There's still some disagreement on, essentially, how strict to make the homework policy, but more clear to me is that we have near-consensus that the only questions that should be closed are the genuinely bad ones--and we have similar ideas, most of us, on what constitutes bad.
Given that, I think it remains for us in private beta to finalize our first version of the FAQ, agree on tags, and seed lots more questions in each of the mentioned broad categories of question type we'd welcome (applied math/modeling, contest math, and more things on both ends - lower pre-college and closer to upper-division undergrad, including homework-type questions we think are fine). This last is perhaps the hardest to do, but will give the strongest signal on what we're about to those who would make quality contributions but aren't sure they're interested, given the homework etc. questions that will surface en masse.
I'd also ask that we put up more honest questions of the type we'd truly want to see, instead of focusing on taking on various personas to see how various questions should be dealt with. The public beta will provide lots of questions that will test our policies, with far more range than our poor imaginations and acting abilities have thus far handled. The questions we do want are the ones that won't take care of themselves.
The discussion on what's appropriate and how to deal with various problems will continue through public beta and beyond. If it's a mess at first, we'll probably mostly agree that it's a mess (we have more disagreement on whether it will be than what a mess looks like), and I think we have several people here willing to spend a fair bit of time monitoring and moderating the site in its very early stages--not that we have this kind of time to put into it in the long run, but more work now will make for less work--and the site's continuing existence and utility--later.
Those who are skeptical at how bad questions can get will see examples of what those who feel the need to warn mean, and will adjust their expectations accordingly--or they won't see those, and that won't happen, more's the better. Those who are worried will have a real live example of something that's not exactly MO but looks like it'll work all right anyway, and can breath a sigh of relief and focus on good questions and answers--or their worst fears will come true and they can go into damage control mode, which is already what they are bracing for.
Though it doesn't entirely jive with my previous answer, I don't think there are so many decidable policy issues at stake for the moment. It's hard to do, but we really do need to mostly wait and see--just having braced ourselves for the range of unexpected or unwanted things that could come to pass.
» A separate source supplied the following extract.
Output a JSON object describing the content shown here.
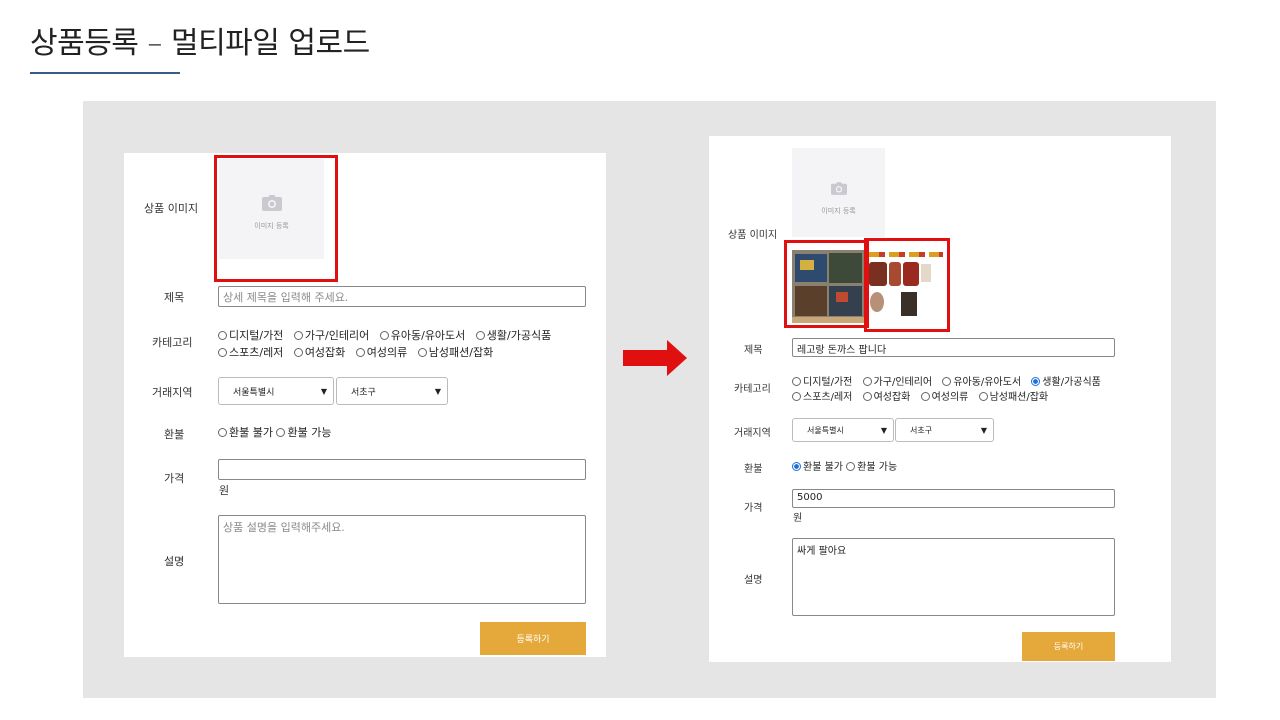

Thanks to Kaestur, Jonathan and several others who've helped me clarify what I think about all this coherently and refocused me away from certain needlessly hypothetical policy questions.